“Critical thinking” means a very particular sort of thing to philosophers (mostly identifying, reconstructing, and evaluating arguments), but in the desperate struggle to stay relevant, other academic disciplines have started to appropriate the term “critical thinking” to describe what they do. I have read blog posts and articles by historians and literature profess..
“The more you hate the idea of teaching online, the more that online education needs you.”
That’s historian Joseph Rees (Colorado State – Pueblo), writing at Vitae. He is no fan of online courses, worried about their quality and effectiveness but notes that their increased prevalence is probably unstoppable. Here’s the context for the above quote:
I recently m..
There are some philosophers we hear a lot about—not just those in the canon, but also the “superstars” of today. These philosophers can often be inspirations on the page, motivating students to take up philosophy as a major course of study. But just as important—probably more so—are those undergraduate professors who inspired or motivated you to take philosoph..
This week, two philosophers—Kwame Anthony Appiah (NYU) in the New York Times Magazine and Gary Gutting (Notre Dame) in The Chronicle of Higher Education—have discussed the point of a college education.
Appiah observes that there are “two distinct visions of higher education contend throughout our classrooms and campuses.”
One is “Utility University,” which..
Public debate is rife with poor reasoning, with certain confused or erroneous claims popping up again and again to affect opinions and policies. Some of these are owed to an inability to understand statistics, some are owed to a lack of scientific understanding, and some are philosophical mistakes. Logic and critical thinking courses already take up formal errors in..
Welcome back to Ought Experiment! It’s a new semester, and that can only mean one thing: fresh opportunities to go home and torture ourselves about the rebelliously stupid sentences that occasionally belly flop forth from our mouths. Or, err… is that just me? Probably not, because this week’s question involves a classroom joke that may have gone too far.
The fall term has begun at several schools and is about to begin at others, and for at least some professors that means putting the finishing touches on syllabi. Need readings suggested on Subject S? Need a piece which argues for Position P? Need a complement to Canonical Character C? Need a you get the idea and didn’t really require all of those Examples E? Fine. P..
Jessica Wolfendale (West Virginia) writes in:
I am putting together a course proposal for an introductory Philosophy of Sex & Gender course, and I would appreciate any suggestions regarding how best to structure the course and what content to include, as well as advice about what did/didn’t work in similar courses.
As we’ve discussed before, most of our students are not heading off to become philosophers.
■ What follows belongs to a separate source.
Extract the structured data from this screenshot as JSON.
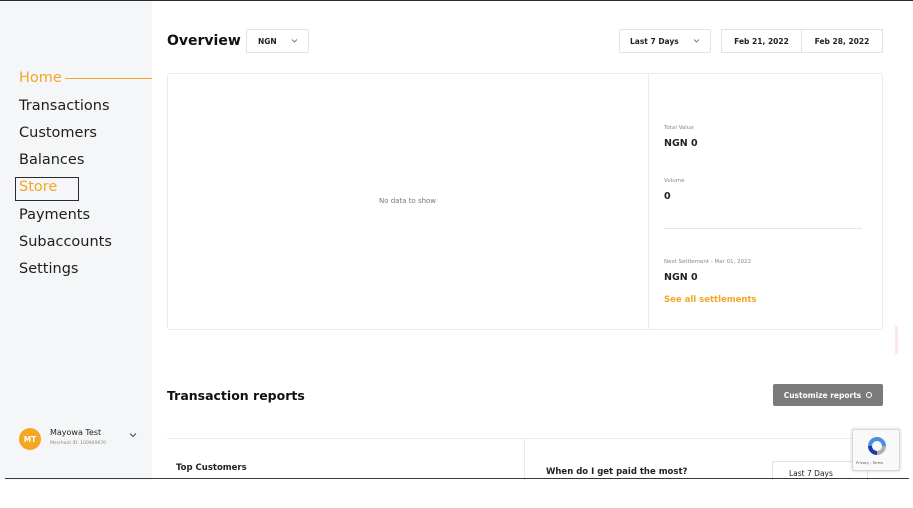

Increasingly, students already have jobs and are saddled with time-consuming responsibilities, and are coming from a broader range of socio-economic backgrounds. What good is a philosophical education for them? Jennifer Morton (City College of New York) takes up the question ..
Do you use Turnitin or SafeAssign in your courses to help deter and catch plagiarism? It turns out such software is not very good, reports Inside Higher Ed. Here are the results of a recent test conducted by Susan E. Schorn, a writing coordinator at the University of Texas at Austin:
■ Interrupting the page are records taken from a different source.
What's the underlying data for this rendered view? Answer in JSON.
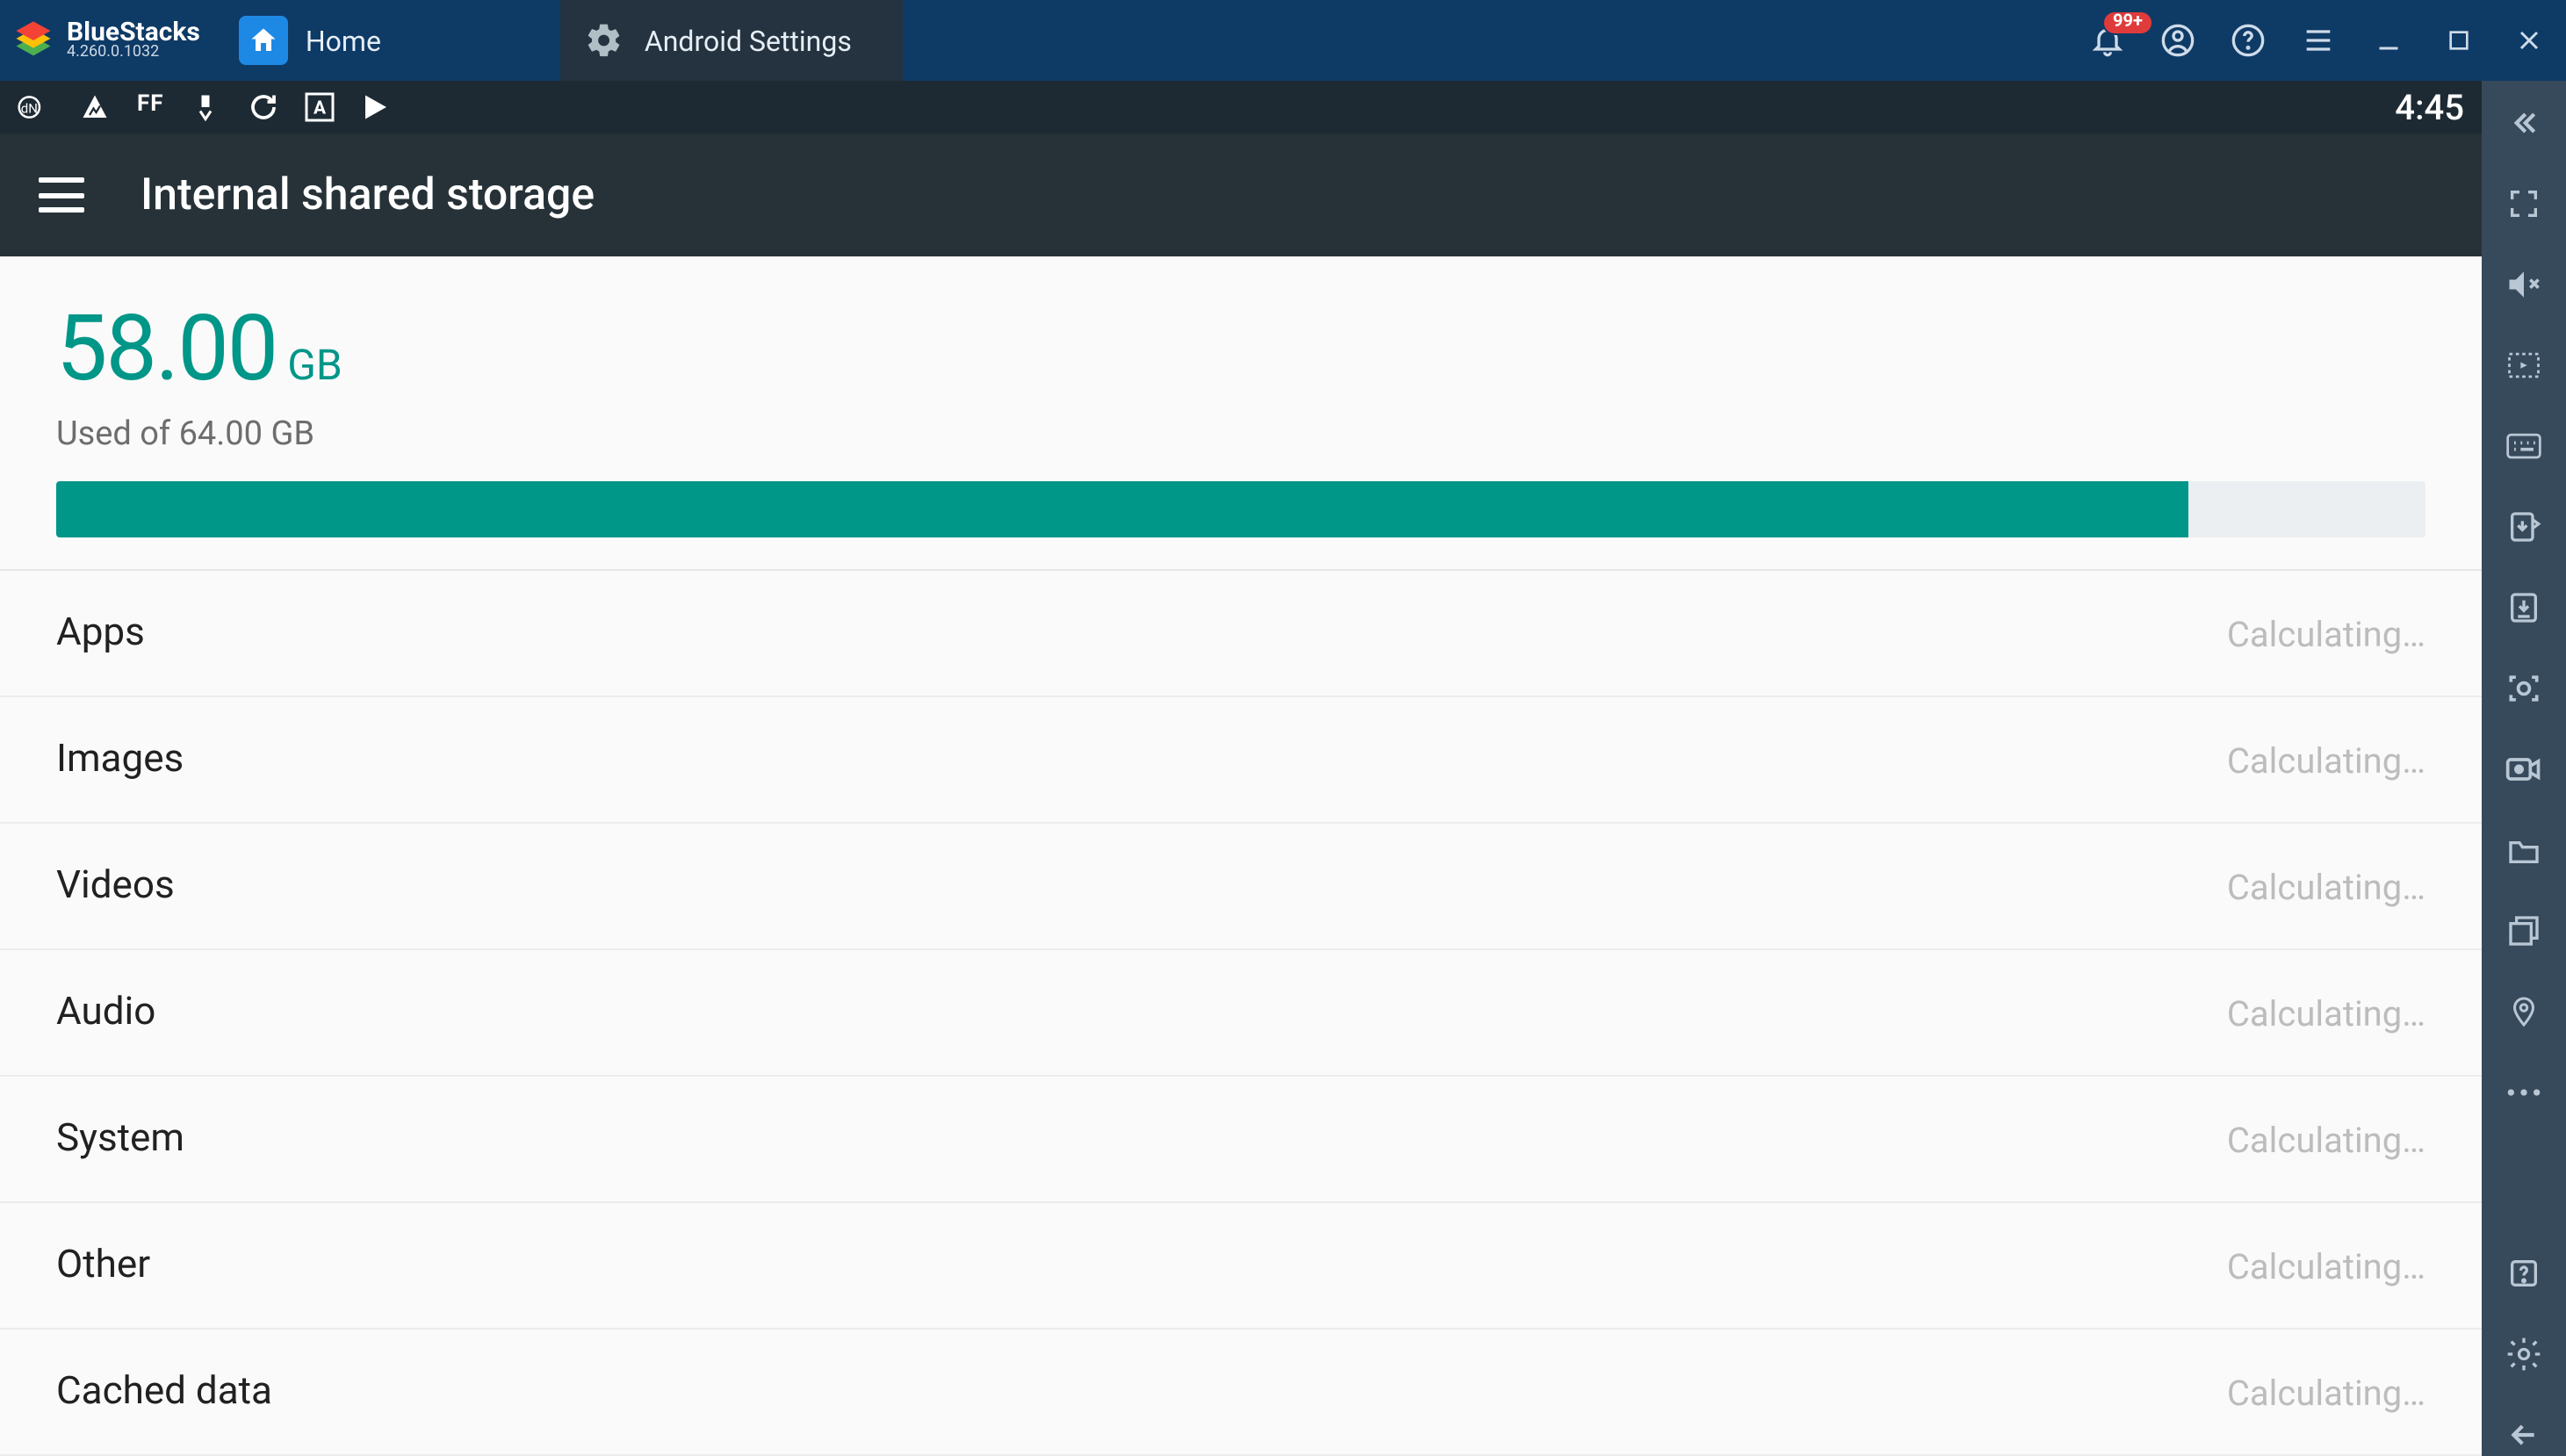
{
  "app": {
    "name": "BlueStacks",
    "version": "4.260.0.1032"
  },
  "tabs": [
    {
      "label": "Home",
      "icon": "home"
    },
    {
      "label": "Android Settings",
      "icon": "gear"
    }
  ],
  "titleActions": {
    "bellBadge": "99+"
  },
  "statusbar": {
    "clock": "4:45"
  },
  "actionbar": {
    "title": "Internal shared storage"
  },
  "storage": {
    "usedValue": "58.00",
    "usedUnit": "GB",
    "subtitle": "Used of 64.00 GB",
    "progressPercent": 90
  },
  "categories": [
    {
      "label": "Apps",
      "value": "Calculating…"
    },
    {
      "label": "Images",
      "value": "Calculating…"
    },
    {
      "label": "Videos",
      "value": "Calculating…"
    },
    {
      "label": "Audio",
      "value": "Calculating…"
    },
    {
      "label": "System",
      "value": "Calculating…"
    },
    {
      "label": "Other",
      "value": "Calculating…"
    },
    {
      "label": "Cached data",
      "value": "Calculating…"
    }
  ]
}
Out of a total of 37 sources, the software fully identified 15, partially identi..
I sometimes use excerpts from comedy routines or shows in my teaching. For example, when I teach Frankfurt’s On Bullshit in my contemporary moral problems course, I regularly use this segment from the Colbert Report:
And in my philosophy and ..
The Education Ministry of Israel has proposed to add philosophy to the country’s elementary school curriculum. The proposal would have students “be taught the works of the prominent philosophers, develop critical thinking and learn how to ask meaningful questions and answer them in a serious manner,” starting in the third grade, according to an article at Israel Hay..